Saved data entries:

*** Begin section ***

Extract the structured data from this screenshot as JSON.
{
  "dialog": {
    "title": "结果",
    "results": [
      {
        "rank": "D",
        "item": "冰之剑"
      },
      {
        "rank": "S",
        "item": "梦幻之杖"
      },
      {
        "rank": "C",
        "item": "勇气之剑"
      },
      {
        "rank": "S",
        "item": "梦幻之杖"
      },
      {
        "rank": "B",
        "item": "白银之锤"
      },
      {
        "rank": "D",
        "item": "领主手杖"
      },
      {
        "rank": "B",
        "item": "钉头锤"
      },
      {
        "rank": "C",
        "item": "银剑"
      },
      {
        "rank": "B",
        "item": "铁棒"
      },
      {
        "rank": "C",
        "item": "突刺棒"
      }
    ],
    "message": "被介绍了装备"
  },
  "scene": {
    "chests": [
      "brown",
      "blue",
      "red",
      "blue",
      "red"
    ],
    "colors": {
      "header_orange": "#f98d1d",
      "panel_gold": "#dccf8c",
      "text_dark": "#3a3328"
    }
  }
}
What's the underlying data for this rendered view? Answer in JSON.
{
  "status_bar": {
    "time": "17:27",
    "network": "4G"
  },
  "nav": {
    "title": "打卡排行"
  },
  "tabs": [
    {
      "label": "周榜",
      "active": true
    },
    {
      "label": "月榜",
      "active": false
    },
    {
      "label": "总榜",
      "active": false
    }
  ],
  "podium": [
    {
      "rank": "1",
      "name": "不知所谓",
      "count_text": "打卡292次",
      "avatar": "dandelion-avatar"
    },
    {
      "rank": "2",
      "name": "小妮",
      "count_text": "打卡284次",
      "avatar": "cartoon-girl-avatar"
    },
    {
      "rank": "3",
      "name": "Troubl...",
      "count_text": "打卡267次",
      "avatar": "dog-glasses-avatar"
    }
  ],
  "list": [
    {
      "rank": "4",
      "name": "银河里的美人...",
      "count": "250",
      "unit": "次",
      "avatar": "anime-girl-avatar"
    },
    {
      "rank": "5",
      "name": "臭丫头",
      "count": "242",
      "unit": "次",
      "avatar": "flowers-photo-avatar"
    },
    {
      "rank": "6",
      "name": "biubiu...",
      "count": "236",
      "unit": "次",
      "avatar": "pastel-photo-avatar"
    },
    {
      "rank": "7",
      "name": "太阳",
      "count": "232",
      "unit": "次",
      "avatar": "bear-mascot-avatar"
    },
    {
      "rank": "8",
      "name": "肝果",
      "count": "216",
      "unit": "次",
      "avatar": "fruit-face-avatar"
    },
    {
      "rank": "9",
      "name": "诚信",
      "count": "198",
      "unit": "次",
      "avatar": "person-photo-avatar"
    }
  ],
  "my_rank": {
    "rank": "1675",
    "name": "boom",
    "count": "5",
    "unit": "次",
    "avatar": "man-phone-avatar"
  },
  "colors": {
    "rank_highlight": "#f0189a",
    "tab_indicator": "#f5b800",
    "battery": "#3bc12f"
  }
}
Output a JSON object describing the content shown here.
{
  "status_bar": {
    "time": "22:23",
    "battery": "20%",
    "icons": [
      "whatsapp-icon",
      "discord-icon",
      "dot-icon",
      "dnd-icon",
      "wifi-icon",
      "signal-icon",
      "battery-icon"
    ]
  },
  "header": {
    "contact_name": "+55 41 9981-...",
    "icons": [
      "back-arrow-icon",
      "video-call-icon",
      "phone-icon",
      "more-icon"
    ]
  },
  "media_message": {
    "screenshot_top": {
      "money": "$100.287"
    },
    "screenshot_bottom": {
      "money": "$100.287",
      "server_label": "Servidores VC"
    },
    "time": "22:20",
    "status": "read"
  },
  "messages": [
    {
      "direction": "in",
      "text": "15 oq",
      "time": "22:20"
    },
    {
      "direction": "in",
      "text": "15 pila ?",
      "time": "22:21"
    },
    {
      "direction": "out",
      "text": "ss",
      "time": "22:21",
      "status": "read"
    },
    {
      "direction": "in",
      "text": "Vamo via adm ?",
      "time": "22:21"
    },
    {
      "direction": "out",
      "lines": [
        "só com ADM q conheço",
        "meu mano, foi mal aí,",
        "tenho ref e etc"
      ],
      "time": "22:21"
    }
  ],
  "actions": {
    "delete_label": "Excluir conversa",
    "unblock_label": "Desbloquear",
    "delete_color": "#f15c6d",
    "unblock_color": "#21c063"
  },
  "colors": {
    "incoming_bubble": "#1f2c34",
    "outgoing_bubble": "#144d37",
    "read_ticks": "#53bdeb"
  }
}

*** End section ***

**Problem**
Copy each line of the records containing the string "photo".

**Solution for this task**
      "avatar": "flowers-photo-avatar"
      "avatar": "pastel-photo-avatar"
      "avatar": "person-photo-avatar"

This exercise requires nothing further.